■ Problem requirements
Look through the data for the string "asked". Copy every line where it is found.

■ Web page and app entries
_____

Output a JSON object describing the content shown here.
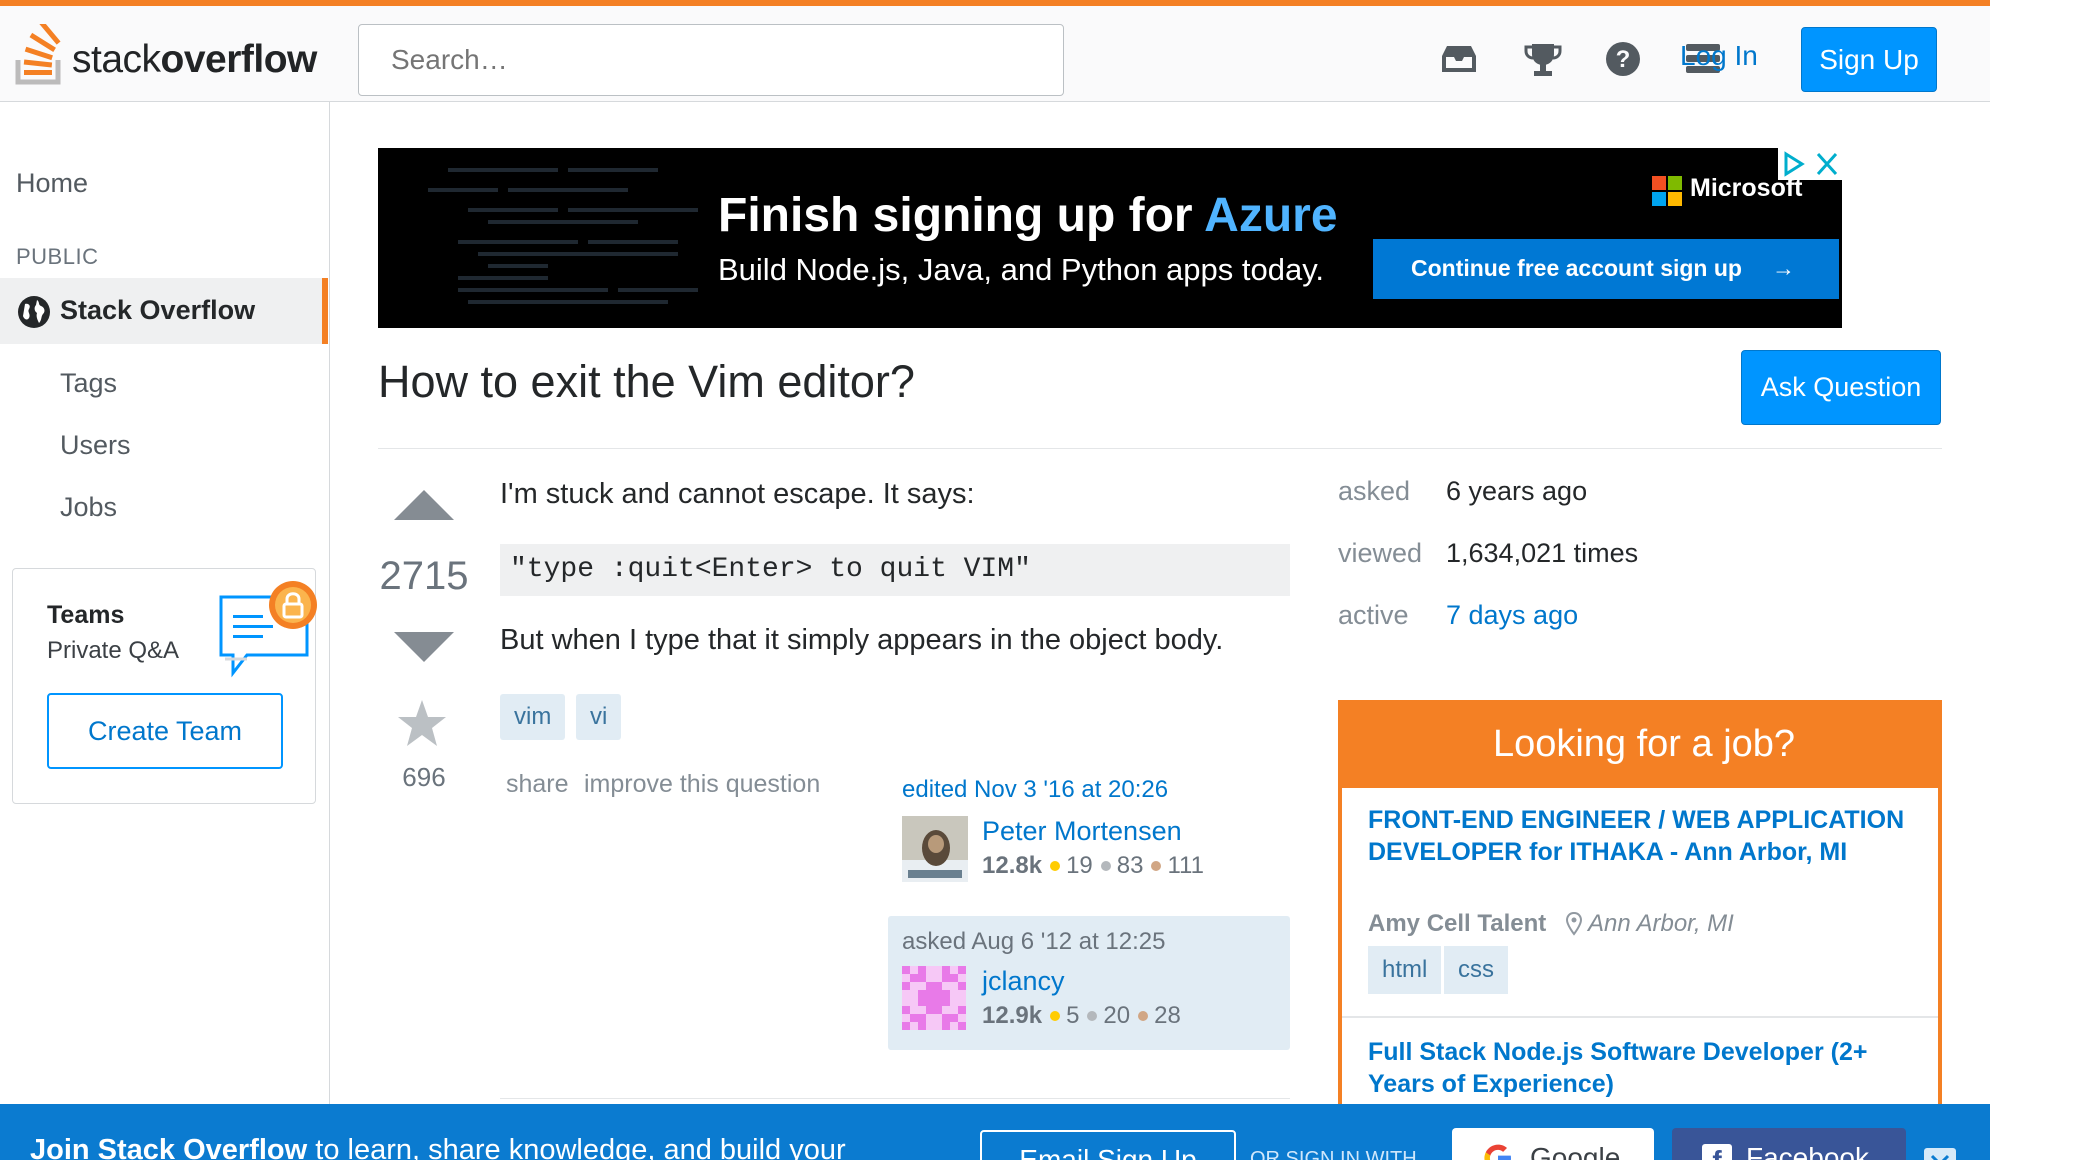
{
  "header": {
    "logo_prefix": "stack",
    "logo_bold": "overflow",
    "search_placeholder": "Search…",
    "login_label": "Log In",
    "signup_label": "Sign Up",
    "icons": [
      "inbox-icon",
      "achievements-trophy-icon",
      "help-icon",
      "site-switcher-icon"
    ]
  },
  "sidebar": {
    "home": "Home",
    "public_label": "PUBLIC",
    "active_item": "Stack Overflow",
    "items": [
      {
        "label": "Tags"
      },
      {
        "label": "Users"
      },
      {
        "label": "Jobs"
      }
    ],
    "teams": {
      "title": "Teams",
      "subtitle": "Private Q&A",
      "button": "Create Team"
    }
  },
  "ad": {
    "headline_prefix": "Finish signing up for ",
    "headline_accent": "Azure",
    "subline": "Build Node.js, Java, and Python apps today.",
    "brand": "Microsoft",
    "cta": "Continue free account sign up",
    "cta_arrow": "→"
  },
  "question": {
    "title": "How to exit the Vim editor?",
    "ask_button": "Ask Question",
    "votes": "2715",
    "favorites": "696",
    "body_intro": "I'm stuck and cannot escape. It says:",
    "code": "\"type :quit<Enter> to quit VIM\"",
    "body_outro": "But when I type that it simply appears in the object body.",
    "tags": [
      "vim",
      "vi"
    ],
    "menu": {
      "share": "share",
      "improve": "improve this question"
    },
    "edited": {
      "time": "edited Nov 3 '16 at 20:26",
      "user": "Peter Mortensen",
      "rep": "12.8k",
      "gold": "19",
      "silver": "83",
      "bronze": "111"
    },
    "asked": {
      "time": "asked Aug 6 '12 at 12:25",
      "user": "jclancy",
      "rep": "12.9k",
      "gold": "5",
      "silver": "20",
      "bronze": "28"
    }
  },
  "stats": [
    {
      "label": "asked",
      "value": "6 years ago"
    },
    {
      "label": "viewed",
      "value": "1,634,021 times"
    },
    {
      "label": "active",
      "value": "7 days ago"
    }
  ],
  "jobs": {
    "heading": "Looking for a job?",
    "listings": [
      {
        "title": "FRONT-END ENGINEER / WEB APPLICATION DEVELOPER for ITHAKA - Ann Arbor, MI",
        "company": "Amy Cell Talent",
        "location": "Ann Arbor, MI",
        "tags": [
          "html",
          "css"
        ]
      },
      {
        "title": "Full Stack Node.js Software Developer (2+ Years of Experience)"
      }
    ]
  },
  "join_banner": {
    "text_bold": "Join Stack Overflow",
    "text_rest": " to learn, share knowledge, and build your",
    "email_button": "Email Sign Up",
    "or_text": "OR SIGN IN WITH",
    "google": "Google",
    "facebook": "Facebook"
  },
  "colors": {
    "brand_orange": "#f48024",
    "link_blue": "#0077cc",
    "button_blue": "#0095ff",
    "tag_bg": "#e1ecf4",
    "tag_text": "#39739d"
  }
}
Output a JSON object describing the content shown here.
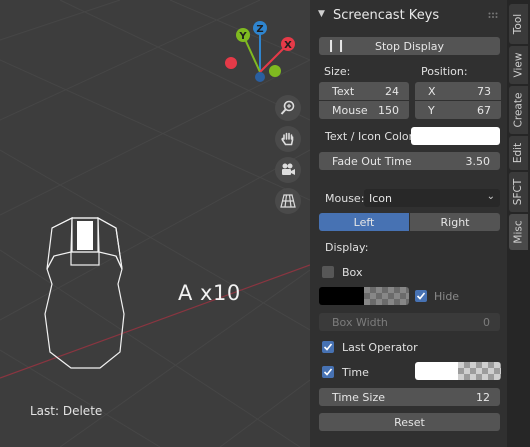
{
  "viewport": {
    "overlay_keys": "A x10",
    "last_operator": "Last: Delete",
    "gizmo": {
      "y_label": "Y",
      "z_label": "Z",
      "x_label": "X"
    },
    "nav_icons": [
      "zoom-icon",
      "pan-hand-icon",
      "camera-icon",
      "grid-perspective-icon"
    ]
  },
  "panel": {
    "title": "Screencast Keys",
    "stop_display_label": "Stop Display",
    "size_label": "Size:",
    "position_label": "Position:",
    "text_label": "Text",
    "text_value": "24",
    "mouse_label": "Mouse",
    "mouse_value": "150",
    "x_label": "X",
    "x_value": "73",
    "y_label": "Y",
    "y_value": "67",
    "text_icon_color_label": "Text / Icon Color:",
    "text_icon_color": "#ffffff",
    "fade_out_label": "Fade Out Time",
    "fade_out_value": "3.50",
    "mouse_mode_label": "Mouse:",
    "mouse_mode_value": "Icon",
    "left_label": "Left",
    "right_label": "Right",
    "display_label": "Display:",
    "box_label": "Box",
    "box_checked": false,
    "hide_label": "Hide",
    "hide_checked": true,
    "box_width_label": "Box Width",
    "box_width_value": "0",
    "last_operator_label": "Last Operator",
    "last_operator_checked": true,
    "time_label": "Time",
    "time_checked": true,
    "time_size_label": "Time Size",
    "time_size_value": "12",
    "reset_label": "Reset"
  },
  "tabs": [
    "Tool",
    "View",
    "Create",
    "Edit",
    "SFCT",
    "Misc"
  ],
  "active_tab": "Misc",
  "colors": {
    "accent": "#4772b3",
    "axis_x": "#e53a48",
    "axis_y": "#7fba20",
    "axis_z": "#2f85cf",
    "panel_bg": "#303030",
    "viewport_bg": "#3d3d3d"
  }
}
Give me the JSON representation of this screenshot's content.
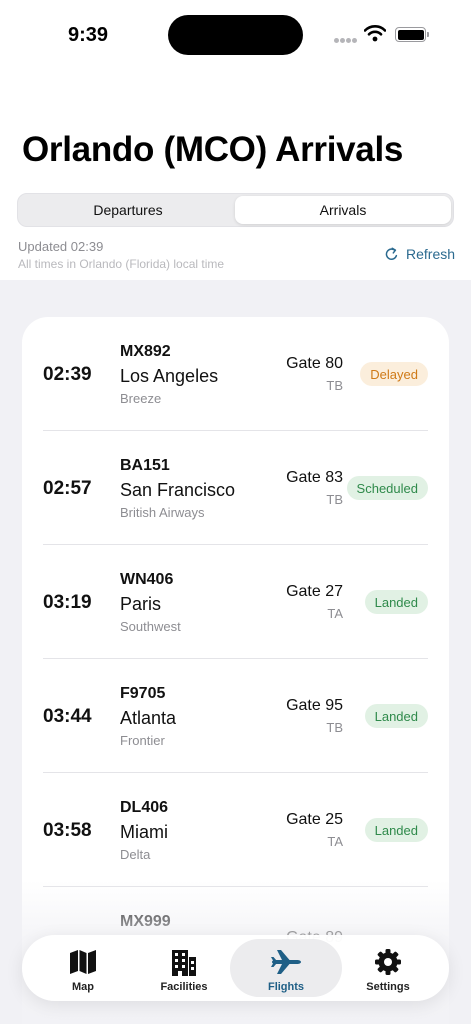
{
  "status_bar": {
    "time": "9:39"
  },
  "header": {
    "title": "Orlando (MCO) Arrivals"
  },
  "segments": {
    "departures_label": "Departures",
    "arrivals_label": "Arrivals",
    "selected": "Arrivals"
  },
  "info": {
    "updated": "Updated 02:39",
    "timezone_note": "All times in Orlando (Florida) local time",
    "refresh_label": "Refresh"
  },
  "flights": [
    {
      "time": "02:39",
      "flight": "MX892",
      "city": "Los Angeles",
      "airline": "Breeze",
      "gate": "Gate 80",
      "terminal": "TB",
      "status": "Delayed"
    },
    {
      "time": "02:57",
      "flight": "BA151",
      "city": "San Francisco",
      "airline": "British Airways",
      "gate": "Gate 83",
      "terminal": "TB",
      "status": "Scheduled"
    },
    {
      "time": "03:19",
      "flight": "WN406",
      "city": "Paris",
      "airline": "Southwest",
      "gate": "Gate 27",
      "terminal": "TA",
      "status": "Landed"
    },
    {
      "time": "03:44",
      "flight": "F9705",
      "city": "Atlanta",
      "airline": "Frontier",
      "gate": "Gate 95",
      "terminal": "TB",
      "status": "Landed"
    },
    {
      "time": "03:58",
      "flight": "DL406",
      "city": "Miami",
      "airline": "Delta",
      "gate": "Gate 25",
      "terminal": "TA",
      "status": "Landed"
    },
    {
      "time": "",
      "flight": "MX999",
      "city": "",
      "airline": "",
      "gate": "Gate 89",
      "terminal": "",
      "status": ""
    }
  ],
  "tab_bar": {
    "tabs": [
      {
        "label": "Map",
        "icon": "map-icon"
      },
      {
        "label": "Facilities",
        "icon": "building-icon"
      },
      {
        "label": "Flights",
        "icon": "airplane-icon"
      },
      {
        "label": "Settings",
        "icon": "gear-icon"
      }
    ],
    "selected": "Flights"
  },
  "colors": {
    "accent": "#1f5f86",
    "refresh": "#2b6a8f",
    "delayed_bg": "#fbeedc",
    "delayed_text": "#cf7a17",
    "ok_bg": "#e1f1e4",
    "ok_text": "#2f8a4b"
  }
}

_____

■ Task answer
    "asked": {
      "time": "asked Aug 6 '12 at 12:25",
      "label": "asked",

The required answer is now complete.